- Defining preferred futures
We see from Glen that seeing the future includes visioning it. Designing preferred futures is a key aspect of foresight work. Glen addresses anticipatory thinking, environmental scanning, scenario planning, visioning, strategies, and more.
Following are my own approaches to the three tests/questions posed in the article.
Is the potential future technologically feasible?
An organization like Google’s X may follow up with, “what will we do to make it possible?” As a futurist also trained in science and business, I add the follow up questions of: who will this benefit down the road, who is working on this technology, what does the market look like, what are the barriers to entry, to whom is it a strategic technology and market, whose life will this improve, what innovations in efficiencies etc. are needed? My education in physics helps to resolve how the conceived technology fits into the structures of science as we know them to be now and what needs to be researched and developed. Being technologically literate aids me in judging what is viable and available now, what obstacles to expect in further developments, and how to strategize around barriers. Being fluent in current events helps me consider the societal elements that impact the diffusions of technology.
Is it economically viable?
My professional training in both Foresight and Business Management informs on if we can and how we can make the future vision economically viable. How do we balance long and short-term priorities? The futurist in me examines the alternative futures that make it viable. The business student in me ask what revenue will it take to make palatable the costs? Where is the break even point? What partnerships can be forged? Who are the stakeholders and which have leverage? What tangential industries will it launch? Who has something to lose and can arrest the advancement of the field?

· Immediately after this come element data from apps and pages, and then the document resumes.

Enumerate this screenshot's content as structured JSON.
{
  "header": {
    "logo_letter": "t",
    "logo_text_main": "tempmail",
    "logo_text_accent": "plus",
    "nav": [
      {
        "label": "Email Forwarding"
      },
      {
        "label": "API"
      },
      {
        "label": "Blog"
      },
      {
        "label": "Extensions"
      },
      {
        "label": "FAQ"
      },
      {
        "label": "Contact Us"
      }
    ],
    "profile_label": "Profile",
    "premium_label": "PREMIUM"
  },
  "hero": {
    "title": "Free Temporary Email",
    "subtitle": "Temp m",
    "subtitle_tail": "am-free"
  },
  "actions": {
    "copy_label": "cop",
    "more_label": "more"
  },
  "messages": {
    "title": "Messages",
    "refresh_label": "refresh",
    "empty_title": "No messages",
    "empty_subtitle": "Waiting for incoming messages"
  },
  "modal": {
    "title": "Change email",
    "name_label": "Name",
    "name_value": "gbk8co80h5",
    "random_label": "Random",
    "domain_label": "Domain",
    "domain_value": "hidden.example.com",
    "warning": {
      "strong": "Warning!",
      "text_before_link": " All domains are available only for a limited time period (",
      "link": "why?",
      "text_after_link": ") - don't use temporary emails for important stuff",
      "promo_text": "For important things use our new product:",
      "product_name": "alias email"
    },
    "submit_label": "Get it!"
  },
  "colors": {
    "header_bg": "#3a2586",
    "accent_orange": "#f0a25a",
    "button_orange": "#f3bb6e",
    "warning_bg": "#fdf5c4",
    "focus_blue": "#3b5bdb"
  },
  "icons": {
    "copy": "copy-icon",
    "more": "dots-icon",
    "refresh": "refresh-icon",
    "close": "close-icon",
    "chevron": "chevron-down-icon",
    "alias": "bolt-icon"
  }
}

We can graph at what price points technologies will catch on in what markets as lower bounded limits and set indicators for when it will be ready for mass consumption. Futurists also scan for changes in factors that may shorten this calculus and plan for contingencies.

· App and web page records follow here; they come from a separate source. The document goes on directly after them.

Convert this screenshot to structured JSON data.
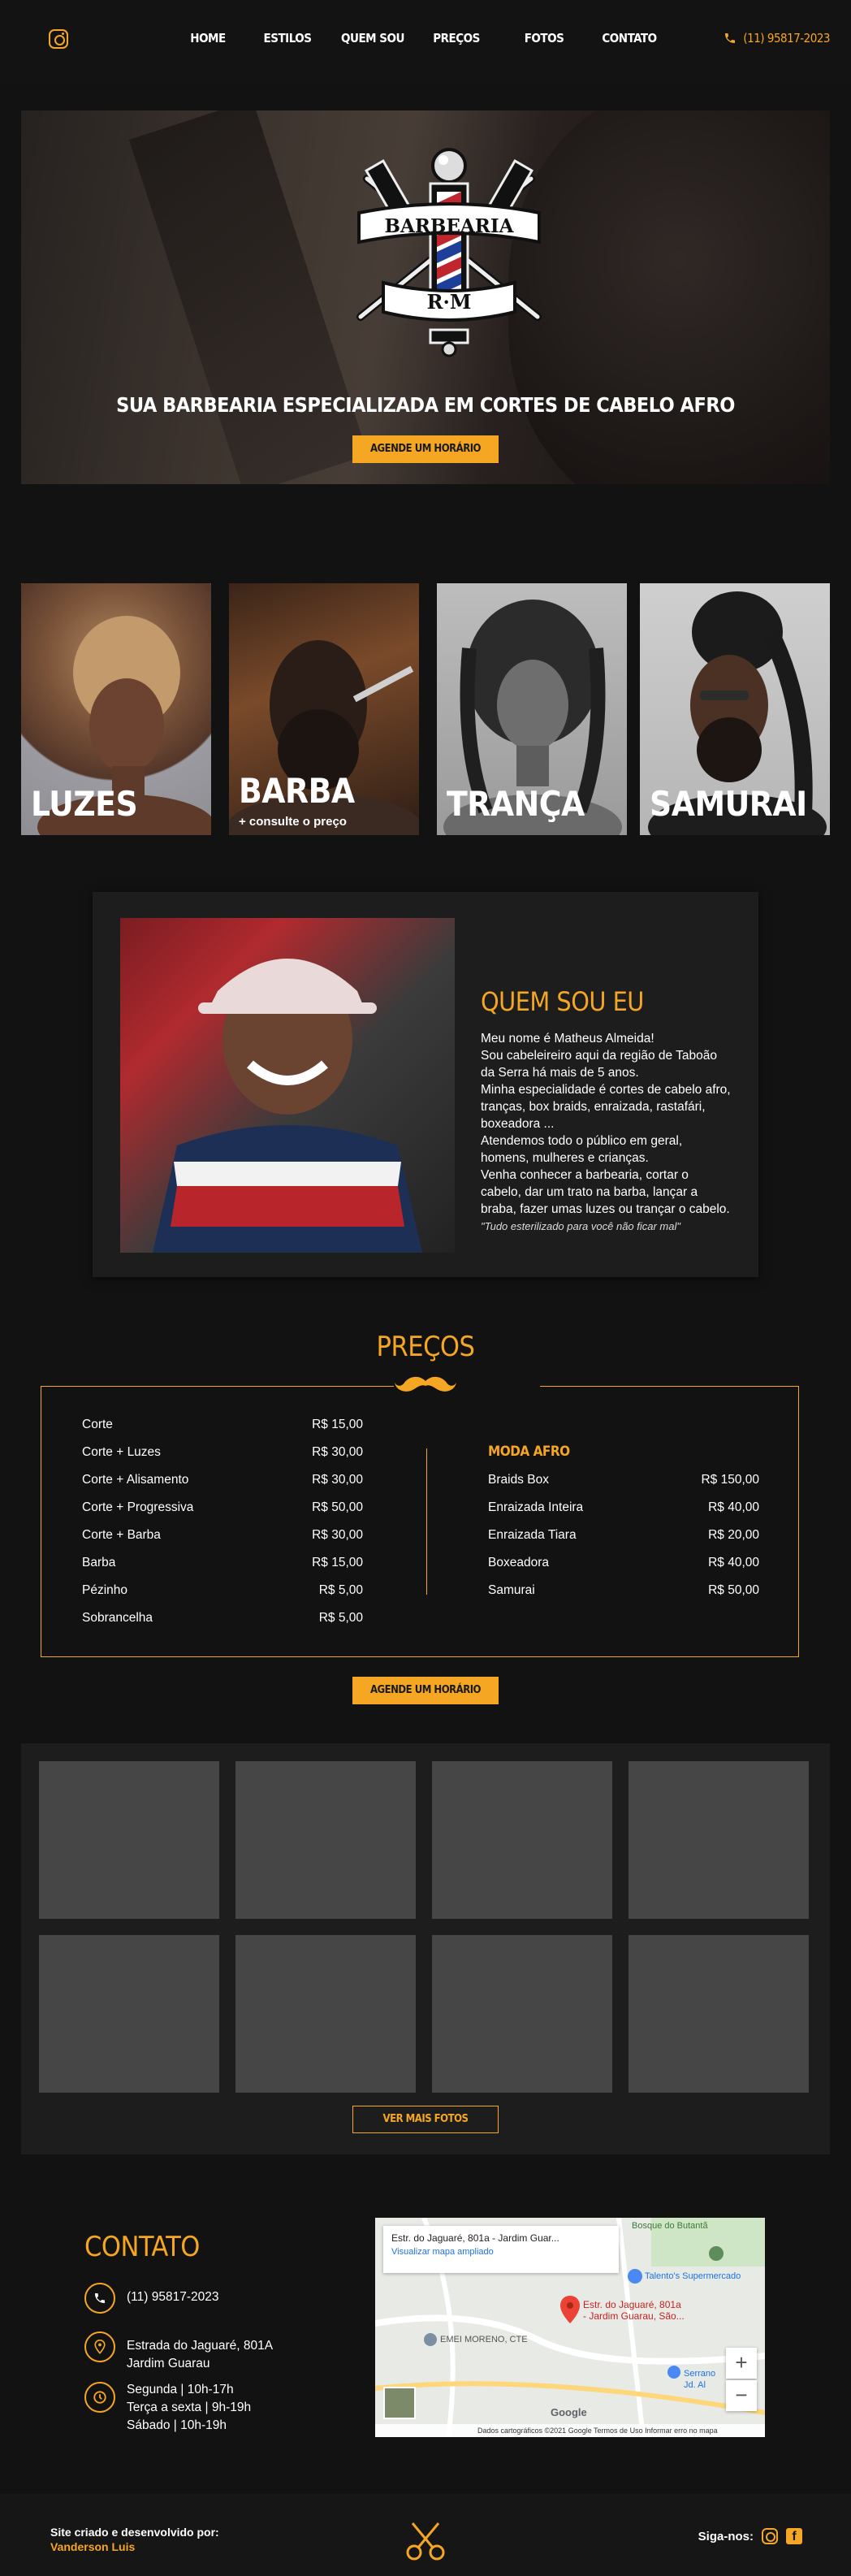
{
  "nav": {
    "items": [
      "HOME",
      "ESTILOS",
      "QUEM SOU",
      "PREÇOS",
      "FOTOS",
      "CONTATO"
    ],
    "phone": "(11) 95817-2023"
  },
  "hero": {
    "logo_top": "BARBEARIA",
    "logo_bottom": "R·M",
    "title": "SUA BARBEARIA ESPECIALIZADA EM CORTES DE CABELO AFRO",
    "cta": "AGENDE UM HORÁRIO"
  },
  "services": [
    {
      "label": "LUZES"
    },
    {
      "label": "BARBA",
      "sub": "+ consulte o preço"
    },
    {
      "label": "TRANÇA"
    },
    {
      "label": "SAMURAI"
    }
  ],
  "about": {
    "title": "QUEM SOU EU",
    "paragraphs": [
      " Meu nome é Matheus Almeida!",
      "Sou cabeleireiro aqui da região de Taboão da Serra há mais de 5 anos.",
      "Minha especialidade é cortes de cabelo afro, tranças, box braids, enraizada, rastafári, boxeadora ...",
      "Atendemos todo o público em geral, homens, mulheres e crianças.",
      "Venha conhecer a barbearia, cortar o cabelo, dar um trato na barba, lançar a braba, fazer umas luzes ou trançar o cabelo."
    ],
    "quote": "\"Tudo esterilizado para você não ficar mal\""
  },
  "prices": {
    "title": "PREÇOS",
    "left": [
      {
        "name": "Corte",
        "price": "R$ 15,00"
      },
      {
        "name": "Corte + Luzes",
        "price": "R$ 30,00"
      },
      {
        "name": "Corte + Alisamento",
        "price": "R$ 30,00"
      },
      {
        "name": "Corte + Progressiva",
        "price": "R$ 50,00"
      },
      {
        "name": "Corte + Barba",
        "price": "R$ 30,00"
      },
      {
        "name": "Barba",
        "price": "R$ 15,00"
      },
      {
        "name": "Pézinho",
        "price": "R$ 5,00"
      },
      {
        "name": "Sobrancelha",
        "price": "R$ 5,00"
      }
    ],
    "afro_title": "MODA AFRO",
    "right": [
      {
        "name": "Braids Box",
        "price": "R$ 150,00"
      },
      {
        "name": "Enraizada Inteira",
        "price": "R$ 40,00"
      },
      {
        "name": "Enraizada Tiara",
        "price": "R$ 20,00"
      },
      {
        "name": "Boxeadora",
        "price": "R$ 40,00"
      },
      {
        "name": "Samurai",
        "price": "R$ 50,00"
      }
    ],
    "cta": "AGENDE UM HORÁRIO"
  },
  "gallery": {
    "button": "VER MAIS FOTOS"
  },
  "contact": {
    "title": "CONTATO",
    "phone": "(11) 95817-2023",
    "address_line1": "Estrada do Jaguaré, 801A",
    "address_line2": "Jardim Guarau",
    "hours_line1": "Segunda | 10h-17h",
    "hours_line2": "Terça a sexta | 9h-19h",
    "hours_line3": "Sábado | 10h-19h"
  },
  "map": {
    "place": "Estr. do Jaguaré, 801a - Jardim Guar...",
    "link": "Visualizar mapa ampliado",
    "pin_label_1": "Estr. do Jaguaré, 801a",
    "pin_label_2": "- Jardim Guarau, São...",
    "poi_1": "Bosque do Butantã",
    "poi_2": "Talento's Supermercado",
    "poi_3": "EMEI MORENO, CTE",
    "poi_4": "Serrano",
    "poi_5": "Jd. Al",
    "footer": "Dados cartográficos ©2021 Google   Termos de Uso   Informar erro no mapa",
    "google": "Google"
  },
  "footer": {
    "credit_line": "Site criado e desenvolvido por:",
    "author": "Vanderson Luis",
    "follow": "Siga-nos:"
  },
  "colors": {
    "accent": "#f5a623",
    "background": "#121212",
    "panel": "#1d1d1d"
  }
}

As I gain economic and financial literacy through my Executive MBA study (as well as through reading the Wall Street Journal etc. daily) I become better at judging conservative growth under current and possible scenarios to balance my futurist mindset. It is a challenge and an adventure bridging future-oriented and economist thought.

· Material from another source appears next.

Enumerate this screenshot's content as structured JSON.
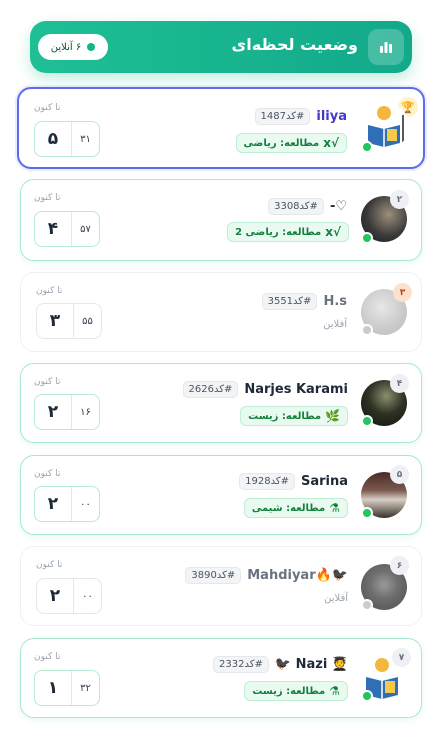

Is it socially and politically acceptable?
Is it ethical and how does corporate social responsibility factor in? Is it culturally viable now and will it be in the future? Are values and attitudes shifting and when/will social shifts make the idea widely acceptable?
I am equipped to apply frameworks for ethical reasoning to advancements and I have developed professionally under the value system of librarianship. Libraries, sitting at the junction of technology, content, and people balance change and tradition and the needs of academia and the public sector. I have lived in the context of social justice, am culturally aware, and steeped in current events. I consider the foresight perspective for political and regulatory issues. Foresight aided by library and information science teaches us to scan via the perspectives of multiple parties and the sector categories of STEEP (social, technological, economics, environmental, political) while the MBA study leverages stakeholder maps and graphs of their influence.
These three above questions are great for any organization to ask and can be accompanied by an ethical reasoning model, foresight’s spiral dynamics, or even McLuhan’s tetrad (what does it enhance, reverse, retrieve, obsolesce?).
These questions also expand my developing mission of strategizing for future stakeholders and for the future of all stakeholders.
Thank you, Popular Mechanics and author Lara Sorokanich for the insightful piece on futurists and for covering the work of futurists. Thank you Glen Hiemstra for generously sharing your insights with me and elucidating that key area of futurists’ work of preferred futures. http://www.futurist.com/
– Joe Murphy, from librarian to futurist + MBA
Sorokanich, Lara. “How to See the Future.” Popular Mechanics. 15 Aug. 2016. <http://www.popularmechanics.com/technology/news/a22354/how-to-see-the-future/>.